What you need to know:
It is unlikely that much will change as the continent has largely ignored western overtures for support on the war in Ukraine
In June, the African Union boss, Macky Sall, visited Moscow and held talks with Russian President Vladimir Putin.
The talks centred around easing the transportation of grain from Ukraine whose passage had been blocked by Russia’s military operations in the former and was affecting Africa.
A day after their meeting, US Secretary of State Antony Blinken called Macky Sall to reportedly discuss the global crises around food and fuel.
It was a form of a veiled, subtle message to the continent “We are watching what you are doing and won’t let it pass.”
Putin followed this meeting by dispatching his veteran Foreign Affairs minister, Sergey Lavrov who visited five African countries, including Uganda. While the details of the visit have been flagged as discussions on “bilateral relations,” the Russians have been looking to get guarantees for UN votes from their African allies.
Playing second fiddle again, US President Joe Biden has sent out two of his top diplomats to Africa. US Ambassador to the UN Linda Thomas-Greenfield and Antony Blinken.
Ambassador Thomas-Greenfield, who has spent the last couple of months presenting statements condemning Russia’s actions in Ukraine is visiting Uganda and Ghana while Blinken’s tour will be in countries like South Africa, Rwanda and DR Congo.
The choice of a high-level diplomat like Linda Thomas-Greenfield is an indication that Biden wants to fail Russian attempts for massive African support at the UN when votes on the Ukraine issue come up.
Her visit was flagged as one to “discuss the US and global response to the impact of Russia’s war against Ukraine on global food security, as well as other regional and bilateral priorities.” However, limiting Russia’s influence is the fulcrum of the visit.
How African nations vote at the UN when the Russia-Ukraine issue comes up, will determine how far the two powers have gone in persuading Africa. The United Nations General Assembly happens next month.
It is unlikely that much will change as the continent has largely ignored western overtures for support on the war in Ukraine.

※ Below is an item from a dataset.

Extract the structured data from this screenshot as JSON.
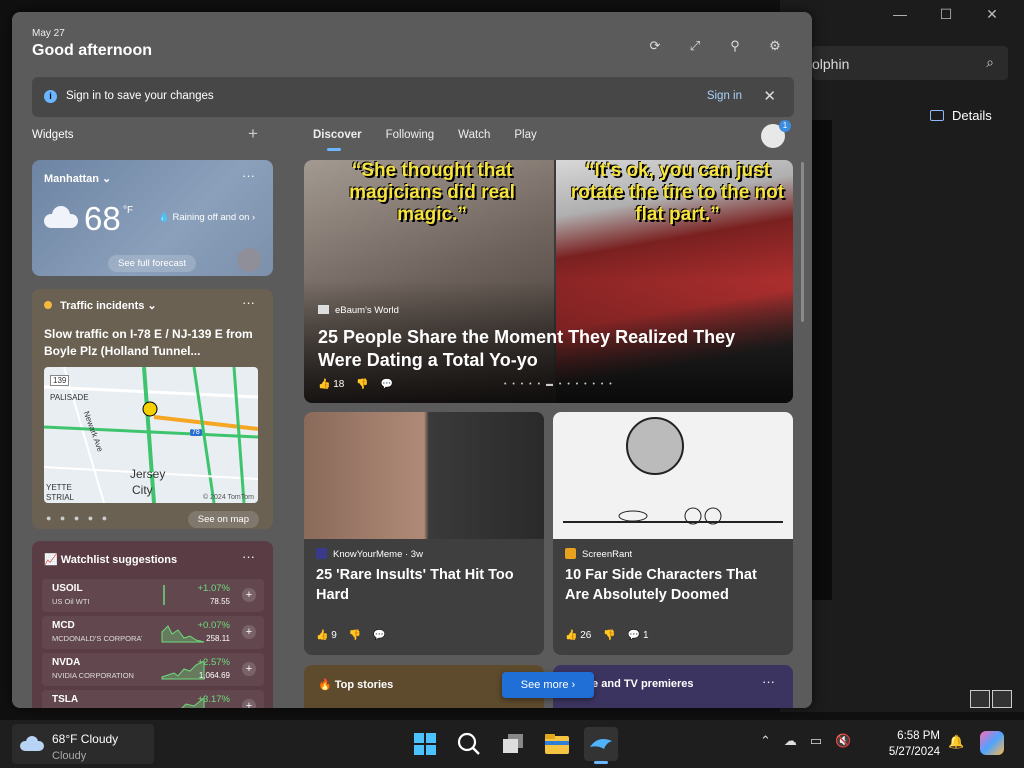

It is also an indication that Uganda holds a key place in the geopolitics of the continent vis-a-vis the global powers.
Uganda will chair the non-aligned movement next year. The movement includes a group of nations that literally challenge the global dominance of western countries led by the US. This also explains why they are courting Kampala. All the countries in the movement will be looking up to Uganda to provide leadership and inspiration as they seek further decolonisation.
The second Africa-Russia Summit is set to be held in Addis Ababa in October-November as Russia seeks to strengthen ties with Africa and seek new investment avenues in the face of western sanctions that have sought to isolate Moscow. It’s a summit that will happen a month before Biden hosts African leaders in Washington.
In Blinken’s visit, the US seeks to try and play mediator between Kigali and Kinshasa. The two neighbours have had strained relations in the recent past, exacerbated by the activities of the M23 rebels.
However, his visit also comes on the heels of efforts by regional leaders to diffuse tensions between the two countries. East African Community leaders have recently met in Kenya’s capital Nairobi to de-escalate the situation with President Uhuru Kenyatta now named as mediator for the talks. It shows Africa is capable of taking charge of its affairs. Blinken will only be doing Uncle Sam’s usual, “capitalizing on situations to take all credit”.
For a long time, African nations have been singing the song of “African solutions to African problems.”
Increased interest from global powers is a chance to walk the talk as it is reminiscent of colonial days where they sought to manipulate and subdue the continent.
Alex Masereka Joel is a Pan Africanist, media practitioner and member of the Uganda-Cuba Solidarity Movement